  • peteb

    But Mario,

    ‘politically correct’ boycotts such as the Cola campaign – which, as this thread points out, often have an effect closer to home than intended – are a wonderful salve for a guilty conscience. ;o)

  • Mario

    Is that el humor ir

  • Belfast Gonzo

    Is that where you are Mario, Argentina?

  • Mario

    Yes , I am from Cordoba but I live in Buenos Aires now. I posted here when you had an article on the Irish Diaspora (sp?) and somebody said something about how we all were going to come back to Ireland and ask for citizenship. Nonsense!!

    My name is Mario Kelley and I beleive my great grandparents were from Antrim.

  • Mario

    Yes , I am from Cordoba but I live in Buenos Aires now. I posted here when you had an article on the Irish Diaspora (sp?) and somebody said something about how we all were going to come back to Ireland and ask for citizenship. Nonsense!!

    My name is Mario Kelley and I beleive my great grandparents were from Antrim.

  • peteb

    I don’t disagree with any of those comments, Mario.

    (no irony intended this time)

  • Belfast Gonzo

    Aye, there are quite a few Kellys about Antrim county, and no doubt in the town as well. The ones I know drop the second ‘e’ though.
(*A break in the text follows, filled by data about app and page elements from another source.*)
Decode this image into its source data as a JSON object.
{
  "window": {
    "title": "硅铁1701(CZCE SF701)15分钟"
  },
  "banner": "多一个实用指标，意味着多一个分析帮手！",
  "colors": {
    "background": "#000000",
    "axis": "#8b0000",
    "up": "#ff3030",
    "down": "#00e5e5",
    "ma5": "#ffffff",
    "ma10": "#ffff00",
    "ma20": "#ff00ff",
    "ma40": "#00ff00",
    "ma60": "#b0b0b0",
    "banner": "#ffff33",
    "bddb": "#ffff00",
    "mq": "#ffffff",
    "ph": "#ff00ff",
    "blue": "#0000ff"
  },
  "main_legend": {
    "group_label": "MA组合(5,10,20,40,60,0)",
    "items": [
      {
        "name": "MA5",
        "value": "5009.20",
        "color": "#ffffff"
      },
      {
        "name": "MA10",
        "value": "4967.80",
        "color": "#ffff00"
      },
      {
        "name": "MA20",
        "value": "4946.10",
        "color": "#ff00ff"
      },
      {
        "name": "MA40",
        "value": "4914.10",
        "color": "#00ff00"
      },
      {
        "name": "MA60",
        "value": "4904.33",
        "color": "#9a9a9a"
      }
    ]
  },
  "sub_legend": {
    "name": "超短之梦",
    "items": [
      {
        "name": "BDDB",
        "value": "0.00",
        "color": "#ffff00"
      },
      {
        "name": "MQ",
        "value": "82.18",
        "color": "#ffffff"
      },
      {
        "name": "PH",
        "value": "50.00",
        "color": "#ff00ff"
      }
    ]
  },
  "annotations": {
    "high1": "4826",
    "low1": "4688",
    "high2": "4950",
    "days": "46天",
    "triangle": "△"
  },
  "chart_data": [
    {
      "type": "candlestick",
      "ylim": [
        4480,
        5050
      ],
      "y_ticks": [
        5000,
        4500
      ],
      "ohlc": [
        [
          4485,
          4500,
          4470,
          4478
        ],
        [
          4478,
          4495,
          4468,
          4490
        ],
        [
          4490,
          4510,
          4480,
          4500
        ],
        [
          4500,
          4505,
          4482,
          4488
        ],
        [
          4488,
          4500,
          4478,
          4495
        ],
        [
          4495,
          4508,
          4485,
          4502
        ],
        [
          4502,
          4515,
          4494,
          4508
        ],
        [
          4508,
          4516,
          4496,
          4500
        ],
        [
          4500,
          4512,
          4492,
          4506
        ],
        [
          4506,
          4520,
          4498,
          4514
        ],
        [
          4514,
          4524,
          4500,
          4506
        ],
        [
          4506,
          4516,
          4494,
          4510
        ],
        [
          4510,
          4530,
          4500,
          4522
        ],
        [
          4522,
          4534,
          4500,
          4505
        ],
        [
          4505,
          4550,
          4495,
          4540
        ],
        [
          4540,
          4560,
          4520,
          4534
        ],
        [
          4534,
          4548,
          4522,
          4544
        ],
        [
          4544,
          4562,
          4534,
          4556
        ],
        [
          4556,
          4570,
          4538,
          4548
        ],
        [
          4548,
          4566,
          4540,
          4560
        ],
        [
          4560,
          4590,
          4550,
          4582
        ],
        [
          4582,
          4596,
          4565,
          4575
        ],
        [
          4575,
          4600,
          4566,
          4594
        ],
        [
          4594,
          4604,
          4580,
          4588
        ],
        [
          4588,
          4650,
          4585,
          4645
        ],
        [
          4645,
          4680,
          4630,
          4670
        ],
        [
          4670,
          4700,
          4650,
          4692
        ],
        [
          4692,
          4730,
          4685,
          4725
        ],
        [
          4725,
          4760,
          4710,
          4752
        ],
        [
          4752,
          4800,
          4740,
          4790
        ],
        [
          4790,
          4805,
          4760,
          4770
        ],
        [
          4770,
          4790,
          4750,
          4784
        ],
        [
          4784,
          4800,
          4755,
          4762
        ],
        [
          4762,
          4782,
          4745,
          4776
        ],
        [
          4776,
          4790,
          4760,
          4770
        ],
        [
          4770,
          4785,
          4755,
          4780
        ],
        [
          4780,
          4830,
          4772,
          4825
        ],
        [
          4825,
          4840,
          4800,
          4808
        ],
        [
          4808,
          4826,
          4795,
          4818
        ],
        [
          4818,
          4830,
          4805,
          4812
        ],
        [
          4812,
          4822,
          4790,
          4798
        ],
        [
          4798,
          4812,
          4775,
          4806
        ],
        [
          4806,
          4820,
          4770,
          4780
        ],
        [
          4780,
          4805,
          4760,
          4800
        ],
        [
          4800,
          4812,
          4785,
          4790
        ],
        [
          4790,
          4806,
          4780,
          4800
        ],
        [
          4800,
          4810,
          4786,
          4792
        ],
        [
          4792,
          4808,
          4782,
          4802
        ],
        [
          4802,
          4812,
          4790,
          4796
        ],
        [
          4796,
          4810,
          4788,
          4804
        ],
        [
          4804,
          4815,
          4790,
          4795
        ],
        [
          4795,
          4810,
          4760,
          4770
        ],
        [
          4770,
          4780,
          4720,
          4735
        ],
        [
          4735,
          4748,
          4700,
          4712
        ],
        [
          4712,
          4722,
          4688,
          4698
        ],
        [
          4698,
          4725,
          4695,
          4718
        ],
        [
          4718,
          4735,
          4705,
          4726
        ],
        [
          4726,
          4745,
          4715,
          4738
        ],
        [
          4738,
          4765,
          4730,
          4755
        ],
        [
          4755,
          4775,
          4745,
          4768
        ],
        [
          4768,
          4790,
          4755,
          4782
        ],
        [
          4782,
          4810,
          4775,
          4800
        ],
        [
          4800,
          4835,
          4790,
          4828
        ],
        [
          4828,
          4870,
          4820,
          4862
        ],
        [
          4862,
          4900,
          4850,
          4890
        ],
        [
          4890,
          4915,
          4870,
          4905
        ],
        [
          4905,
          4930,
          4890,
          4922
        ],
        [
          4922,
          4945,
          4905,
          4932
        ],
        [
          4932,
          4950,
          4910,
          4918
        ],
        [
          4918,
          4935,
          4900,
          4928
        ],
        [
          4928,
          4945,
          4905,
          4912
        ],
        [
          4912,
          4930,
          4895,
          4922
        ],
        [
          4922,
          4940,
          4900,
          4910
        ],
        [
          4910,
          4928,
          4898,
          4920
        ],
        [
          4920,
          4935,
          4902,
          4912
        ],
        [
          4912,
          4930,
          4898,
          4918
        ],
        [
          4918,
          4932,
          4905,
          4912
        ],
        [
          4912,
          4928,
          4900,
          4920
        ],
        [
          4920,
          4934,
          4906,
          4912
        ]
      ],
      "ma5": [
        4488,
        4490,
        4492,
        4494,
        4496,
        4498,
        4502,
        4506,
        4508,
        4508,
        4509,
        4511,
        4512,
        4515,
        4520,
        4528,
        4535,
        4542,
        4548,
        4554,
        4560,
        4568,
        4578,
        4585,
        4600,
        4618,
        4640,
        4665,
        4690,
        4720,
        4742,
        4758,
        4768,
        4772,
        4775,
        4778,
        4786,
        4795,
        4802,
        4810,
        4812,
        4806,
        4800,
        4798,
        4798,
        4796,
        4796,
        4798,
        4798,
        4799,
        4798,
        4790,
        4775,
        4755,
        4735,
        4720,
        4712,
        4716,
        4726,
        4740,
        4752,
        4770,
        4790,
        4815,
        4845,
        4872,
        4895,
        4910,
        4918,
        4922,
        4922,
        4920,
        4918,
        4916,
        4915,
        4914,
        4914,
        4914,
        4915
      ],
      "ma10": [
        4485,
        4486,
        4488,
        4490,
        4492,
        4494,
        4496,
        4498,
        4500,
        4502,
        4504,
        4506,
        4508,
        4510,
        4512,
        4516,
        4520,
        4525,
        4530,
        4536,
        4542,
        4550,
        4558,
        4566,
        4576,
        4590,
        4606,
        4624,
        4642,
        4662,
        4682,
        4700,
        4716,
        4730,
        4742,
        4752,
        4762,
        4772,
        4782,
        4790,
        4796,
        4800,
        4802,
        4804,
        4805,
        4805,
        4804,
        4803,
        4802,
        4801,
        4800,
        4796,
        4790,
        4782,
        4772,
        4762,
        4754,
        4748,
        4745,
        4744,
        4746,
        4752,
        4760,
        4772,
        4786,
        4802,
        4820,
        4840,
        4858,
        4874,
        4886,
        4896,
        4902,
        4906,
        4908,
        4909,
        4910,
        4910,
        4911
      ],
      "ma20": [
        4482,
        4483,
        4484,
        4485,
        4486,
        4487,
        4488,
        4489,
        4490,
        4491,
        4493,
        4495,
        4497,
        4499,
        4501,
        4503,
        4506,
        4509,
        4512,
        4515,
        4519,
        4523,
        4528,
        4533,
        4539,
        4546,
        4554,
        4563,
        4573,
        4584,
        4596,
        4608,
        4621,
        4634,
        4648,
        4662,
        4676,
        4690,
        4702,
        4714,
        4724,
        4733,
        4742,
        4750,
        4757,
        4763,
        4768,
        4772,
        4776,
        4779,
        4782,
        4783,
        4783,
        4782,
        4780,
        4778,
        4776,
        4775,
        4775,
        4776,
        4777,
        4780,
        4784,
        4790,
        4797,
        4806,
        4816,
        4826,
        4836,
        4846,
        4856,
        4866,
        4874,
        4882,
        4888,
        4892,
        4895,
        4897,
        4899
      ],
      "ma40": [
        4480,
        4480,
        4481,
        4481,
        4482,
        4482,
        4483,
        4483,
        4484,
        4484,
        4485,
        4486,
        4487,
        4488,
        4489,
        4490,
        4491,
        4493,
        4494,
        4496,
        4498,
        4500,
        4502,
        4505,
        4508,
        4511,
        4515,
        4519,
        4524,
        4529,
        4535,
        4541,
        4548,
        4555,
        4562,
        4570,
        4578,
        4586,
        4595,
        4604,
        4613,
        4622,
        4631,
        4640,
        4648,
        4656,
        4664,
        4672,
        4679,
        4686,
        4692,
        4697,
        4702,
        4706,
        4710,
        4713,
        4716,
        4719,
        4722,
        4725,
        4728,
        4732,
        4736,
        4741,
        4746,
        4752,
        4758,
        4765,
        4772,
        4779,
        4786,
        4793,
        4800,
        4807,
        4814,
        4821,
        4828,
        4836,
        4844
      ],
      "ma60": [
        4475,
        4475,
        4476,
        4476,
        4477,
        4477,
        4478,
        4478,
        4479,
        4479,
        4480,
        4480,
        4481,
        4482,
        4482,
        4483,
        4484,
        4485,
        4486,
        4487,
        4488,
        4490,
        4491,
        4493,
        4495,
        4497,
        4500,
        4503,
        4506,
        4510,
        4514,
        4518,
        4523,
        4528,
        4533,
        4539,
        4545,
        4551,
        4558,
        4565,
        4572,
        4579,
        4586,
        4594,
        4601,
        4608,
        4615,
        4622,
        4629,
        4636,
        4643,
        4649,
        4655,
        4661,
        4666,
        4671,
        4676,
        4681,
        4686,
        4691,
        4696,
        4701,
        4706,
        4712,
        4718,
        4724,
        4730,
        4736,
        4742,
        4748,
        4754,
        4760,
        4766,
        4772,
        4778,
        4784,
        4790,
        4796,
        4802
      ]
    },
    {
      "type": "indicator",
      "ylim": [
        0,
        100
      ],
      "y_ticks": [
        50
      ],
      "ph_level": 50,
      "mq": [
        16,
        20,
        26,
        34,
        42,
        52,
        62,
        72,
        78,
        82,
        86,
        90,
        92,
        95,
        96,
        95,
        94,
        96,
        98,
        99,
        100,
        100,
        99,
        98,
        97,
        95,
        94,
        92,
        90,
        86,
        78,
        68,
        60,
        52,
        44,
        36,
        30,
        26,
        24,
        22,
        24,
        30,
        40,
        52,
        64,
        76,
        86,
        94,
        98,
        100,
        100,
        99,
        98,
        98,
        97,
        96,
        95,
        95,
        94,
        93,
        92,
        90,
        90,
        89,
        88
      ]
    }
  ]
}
    Do you follow events over here closely then?

  • Mario

    I try, but I become confused at times, I came to this site by accident when doing some googling on my family and came across a discussion here on the Irish diaspora in Argentina.

    I understand that there is peace now in Northern Ireland, but there seems to be some mild hostility still. I try to read and this site helps me a bit,but as you know we have our hands full, but as good gauchos we soldier on.

    That is interesting what you say about dropping the “e”. There are quite of number of Kelleys in Cordoba,I have not met any in Buenos Aires, but I have yet to meet any who drop the second e.

  • cg

    Rebecca
    This has nothing to do with publicity and all to do with having a conscience. I have no intention of trying to convey to you my disgust at your attitude to non unionist, non British worker’s right’s (sound’s familiar).You are trying to simplify this situation into a nice wee box but it doesn’t work that way.
    Get real!
    If you have no objection to buying good’s from manufacturer’s that have blood on their hands then that is a matter for you. Don’t however suggest that those who do practice moral fiber are somewhat deluded.